▸ **WHAT IS EXPECTED**
Output everything in the data exactly, leaving the pictures out.

▸ **DATA FOR THIS TASK**
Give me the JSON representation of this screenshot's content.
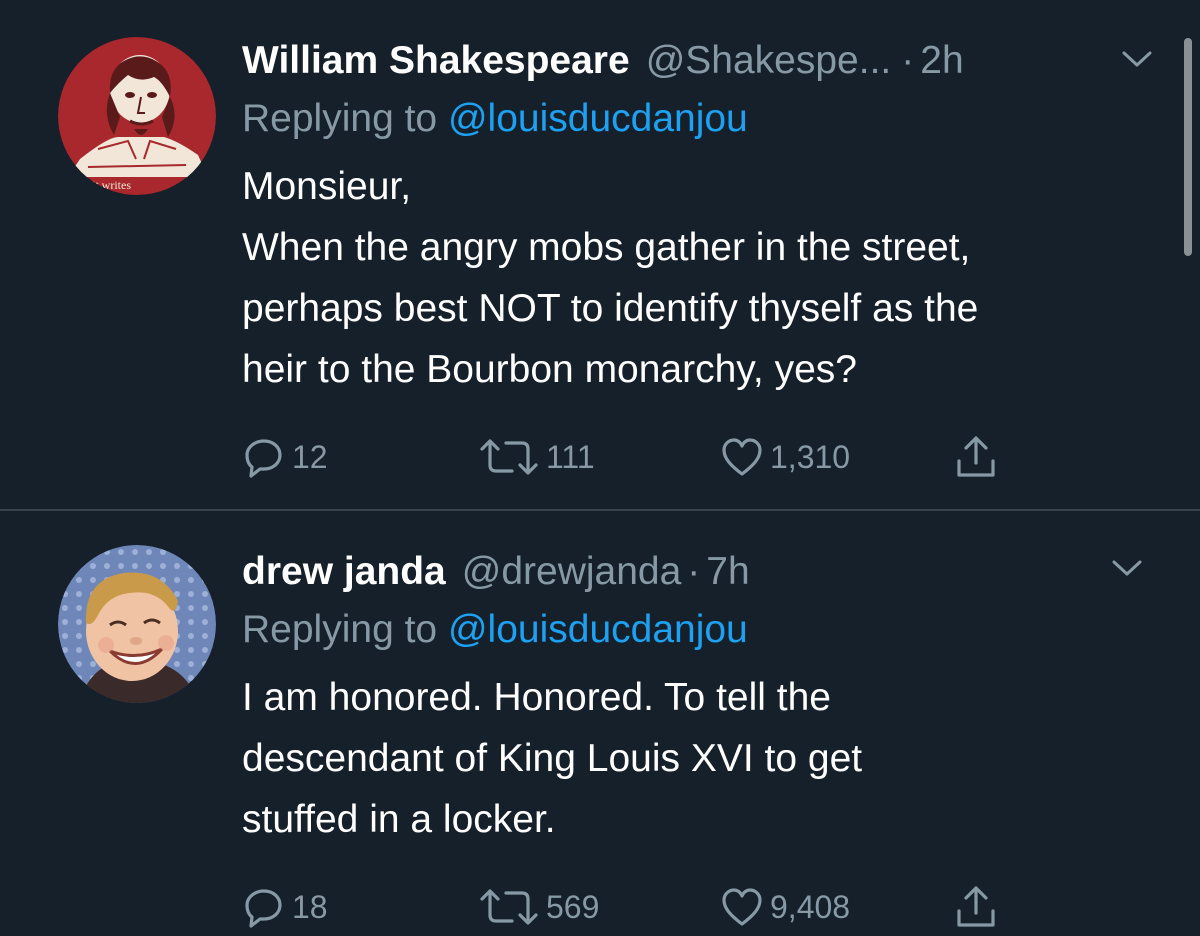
{
  "colors": {
    "background": "#15202b",
    "divider": "#38444d",
    "secondary_text": "#8899a6",
    "link": "#1da1f2",
    "primary_text": "#ffffff"
  },
  "tweets": [
    {
      "name": "William Shakespeare",
      "handle": "@Shakespe...",
      "dot": "·",
      "time": "2h",
      "reply_prefix": "Replying to ",
      "reply_to": "@louisducdanjou",
      "avatar_icon": "shakespeare-portrait-avatar",
      "avatar_text": "it writes",
      "lines": [
        "Monsieur,",
        "When the angry mobs gather in the street,",
        "perhaps best NOT to identify thyself as the",
        "heir to the Bourbon monarchy, yes?"
      ],
      "replies": "12",
      "retweets": "111",
      "likes": "1,310"
    },
    {
      "name": "drew janda",
      "handle": "@drewjanda",
      "dot": "·",
      "time": "7h",
      "reply_prefix": "Replying to ",
      "reply_to": "@louisducdanjou",
      "avatar_icon": "smiling-child-avatar",
      "lines": [
        "I am honored. Honored. To tell the",
        "descendant of King Louis XVI to get",
        "stuffed in a locker."
      ],
      "replies": "18",
      "retweets": "569",
      "likes": "9,408"
    }
  ]
}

▸ **OUTPUT FOR THIS TASK**
Give me the JSON representation of this screenshot's content.
{
  "colors": {
    "background": "#15202b",
    "divider": "#38444d",
    "secondary_text": "#8899a6",
    "link": "#1da1f2",
    "primary_text": "#ffffff"
  },
  "tweets": [
    {
      "name": "William Shakespeare",
      "handle": "@Shakespe...",
      "dot": "·",
      "time": "2h",
      "reply_prefix": "Replying to ",
      "reply_to": "@louisducdanjou",
      "avatar_icon": "shakespeare-portrait-avatar",
      "avatar_text": "it writes",
      "lines": [
        "Monsieur,",
        "When the angry mobs gather in the street,",
        "perhaps best NOT to identify thyself as the",
        "heir to the Bourbon monarchy, yes?"
      ],
      "replies": "12",
      "retweets": "111",
      "likes": "1,310"
    },
    {
      "name": "drew janda",
      "handle": "@drewjanda",
      "dot": "·",
      "time": "7h",
      "reply_prefix": "Replying to ",
      "reply_to": "@louisducdanjou",
      "avatar_icon": "smiling-child-avatar",
      "lines": [
        "I am honored. Honored. To tell the",
        "descendant of King Louis XVI to get",
        "stuffed in a locker."
      ],
      "replies": "18",
      "retweets": "569",
      "likes": "9,408"
    }
  ]
}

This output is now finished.